LOS ANGELES -- The Anschutz Company announced Thursday that it will retain ownership of Anschutz Entertainment Group and terminate the sales process for AEG.
AEG is owned by Denver billionaire Philip Anschutz, and its ownership interests include the Los Angeles Kings, the defending Stanley Cup champions; the Los Angeles Galaxy, the two-time defending MLS Cup champions; and a portion of the Los Angeles Lakers. AEG also owns and operates Staples Center, which is home to the Kings, Lakers, Los Angeles Clippers and Los Angeles Sparks, as well as the Home Depot Center, which is home to the Galaxy and Chivas USA of Major League Soccer.
Tim Leiweke, who has served as president and CEO of AEG since 1996, will leave the company by mutual agreement.
Anschutz, as chairman of AEG, will resume a more active role in the company, with a particular focus on AEG's worldwide strategy and operations. Dan Beckerman will assume the position of president and CEO of AEG. Beckerman joined AEG more than 15 years ago and previously served as the chief financial officer and chief operating officer. Ted Fikre, who joined AEG in 1997, will become vice chairman of the company and continue as AEG's chief legal and development officer, as well as assume responsibility for AEG's governmental and media relations.
"We appreciate the role Tim has played in the development of AEG, and thank him for the many contributions he has made to the company," Anschutz said in a statement. "We wish him well in his new endeavors."
AEG was put up for sale in September, and it appeared as though the company was close to being sold as the number of bidding parties narrowed. Colony Capital LLC was believed to be the front-runner in the auction after Guggenheim Partners LLC, which owns and operates the Dodgers, dropped out and Los Angeles billionaire Patrick Soon-Shiong seemed unwilling to offer the $8 billion asking price. According to multiple sources familiar with the sale, all parties were bidding below AEG's asking price.

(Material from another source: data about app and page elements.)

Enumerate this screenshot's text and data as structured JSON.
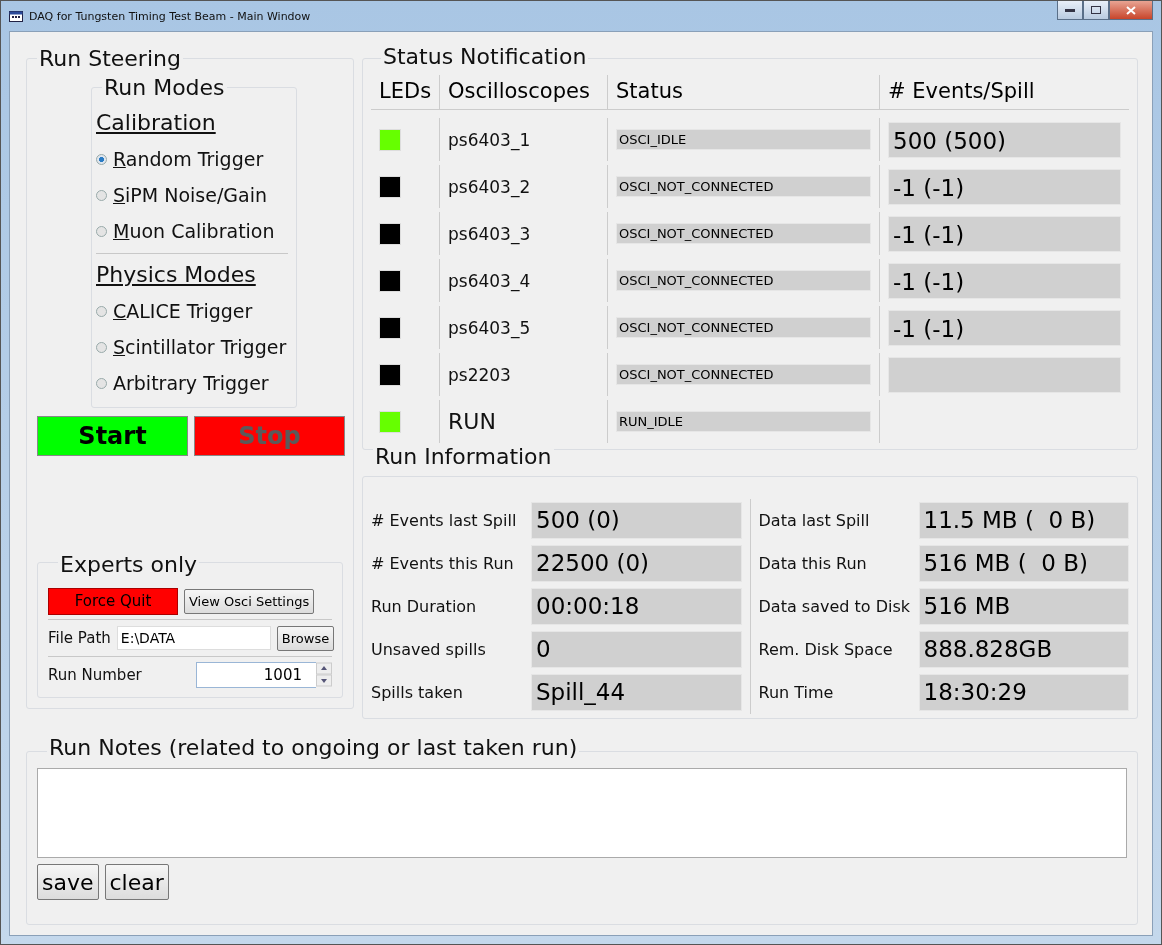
{
  "window": {
    "title": "DAQ for Tungsten Timing Test Beam - Main Window"
  },
  "run_steering": {
    "title": "Run Steering",
    "run_modes": {
      "title": "Run Modes",
      "groups": [
        {
          "heading": "Calibration",
          "options": [
            {
              "label": "Random Trigger",
              "selected": true,
              "mnemonic": true
            },
            {
              "label": "SiPM Noise/Gain",
              "selected": false,
              "mnemonic": true
            },
            {
              "label": "Muon Calibration",
              "selected": false,
              "mnemonic": true
            }
          ]
        },
        {
          "heading": "Physics Modes",
          "options": [
            {
              "label": "CALICE Trigger",
              "selected": false,
              "mnemonic": true
            },
            {
              "label": "Scintillator Trigger",
              "selected": false,
              "mnemonic": true
            },
            {
              "label": "Arbitrary Trigger",
              "selected": false,
              "mnemonic": false
            }
          ]
        }
      ]
    },
    "start_button": {
      "label": "Start",
      "disabled": false
    },
    "stop_button": {
      "label": "Stop",
      "disabled": true
    }
  },
  "experts": {
    "title": "Experts only",
    "force_quit": "Force Quit",
    "view_osci_settings": "View Osci Settings",
    "file_path_label": "File Path",
    "file_path_value": "E:\\DATA",
    "browse": "Browse",
    "run_number_label": "Run Number",
    "run_number_value": "1001"
  },
  "status": {
    "title": "Status Notification",
    "columns": [
      "LEDs",
      "Oscilloscopes",
      "Status",
      "# Events/Spill"
    ],
    "rows": [
      {
        "kind": "osci",
        "color": "#66ff00",
        "name": "ps6403_1",
        "status": "OSCI_IDLE",
        "events": "500 (500)"
      },
      {
        "kind": "osci",
        "color": "#000000",
        "name": "ps6403_2",
        "status": "OSCI_NOT_CONNECTED",
        "events": "-1 (-1)"
      },
      {
        "kind": "osci",
        "color": "#000000",
        "name": "ps6403_3",
        "status": "OSCI_NOT_CONNECTED",
        "events": "-1 (-1)"
      },
      {
        "kind": "osci",
        "color": "#000000",
        "name": "ps6403_4",
        "status": "OSCI_NOT_CONNECTED",
        "events": "-1 (-1)"
      },
      {
        "kind": "osci",
        "color": "#000000",
        "name": "ps6403_5",
        "status": "OSCI_NOT_CONNECTED",
        "events": "-1 (-1)"
      },
      {
        "kind": "osci",
        "color": "#000000",
        "name": "ps2203",
        "status": "OSCI_NOT_CONNECTED"
      },
      {
        "kind": "run",
        "color": "#66ff00",
        "name": "RUN",
        "status": "RUN_IDLE"
      }
    ]
  },
  "run_info": {
    "title": "Run Information",
    "left": [
      {
        "label": "# Events last Spill",
        "value": "500 (0)"
      },
      {
        "label": "# Events this Run",
        "value": "22500 (0)"
      },
      {
        "label": "Run Duration",
        "value": "00:00:18"
      },
      {
        "label": "Unsaved spills",
        "value": "0"
      },
      {
        "label": "Spills taken",
        "value": "Spill_44"
      }
    ],
    "right": [
      {
        "label": "Data last Spill",
        "value": "11.5 MB (  0 B)"
      },
      {
        "label": "Data this Run",
        "value": "516 MB (  0 B)"
      },
      {
        "label": "Data saved to Disk",
        "value": "516 MB"
      },
      {
        "label": "Rem. Disk Space",
        "value": "888.828GB"
      },
      {
        "label": "Run Time",
        "value": "18:30:29"
      }
    ]
  },
  "notes": {
    "title": "Run Notes (related to ongoing or last taken run)",
    "buttons": [
      "save",
      "clear"
    ]
  }
}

"From the very beginning of the sales process, we have made it clear to our employees and partners throughout the world that unless the right buyer came forward with a transaction on acceptable terms we would not sell the company," Anschutz said in a statement. "From the very first days of AEG, my vision has been to tie together world-class real estate development structured around entertainment venues with premium sports and live entertainment content."
AEG also was behind Farmers Field, a proposed $1.8 billion football stadium in downtown Los Angeles adjacent to the Staples Center, which is cleared for construction contingent upon the company attracting an NFL team to Los Angeles. While the project was driven by Leiweke, Beckerman and Fikre played vital roles since its inception and will continue to push it with the backing of Anschutz.
The normally media-shy Anschutz, through a representative, declined multiple interview requests from ESPNLosAngeles.com, but he told the Los Angeles Daily News in an interview Thursday that the NFL needed to declare its intentions regarding the Los Angeles market.
"It's time for the NFL to get serious and decide what they want to do," Anschutz told the Daily News. "It doesn't do any good to sit on the sidelines all the time. Clearly a deal can get done. And by the way, this isn't a terribly complicated deal to get done."
Anschutz added that he is urging the NFL to sit down with his group and discuss a deal, the Daily News reported. "If they are serious about getting a deal done in L.A.," he told the newspaper, "we're pleased to be a part of making that happen."
While Dodger Stadium is often mentioned as an alternative site for a Los Angeles NFL stadium, should the Farmers Field project fall through, there have been no substantial discussions between the NFL and Guggenheim.
"Phil's active re-engagement in the operations of the company has brought a renewed spirit and passion to the management team's focus on AEG's next steps," Beckerman said in a statement. "Priority projects going forward include the development of Farmers Field adjacent to our L.A. Live campus and the pursuit of our plan to bring the NFL back to Los Angeles."
AEG's assets also include L.A. Live, a 27-acre sports and entertainment district in downtown Los Angeles anchored by Staples Center and Nokia Theatre, which regularly hosts the X Games, ESPYS, MTV Video Music Awards, Grammys and movie premieres. AEG also owns The O2 arena in London, which was used during the 2012 Summer Olympics.
Additionally, AEG owns and operates a network of more than 100 arenas, stadiums and clubs in countries on five continents. The company also includes AEG Live, which produces music tours, festivals and special events, including the Coachella Music & Arts Festival, Stagecoach and New Orleans Jazz & Heritage Festival. AEG Live owns, operates or exclusively books 35 venues.
"The company's operations will continue to be run by AEG's experienced senior executive team, most of whom have been with AEG for over a decade," Anschutz said. "We will continue to set the standards in the industries in which AEG operates, bringing our unique vision and development model to entertainment locations throughout the world."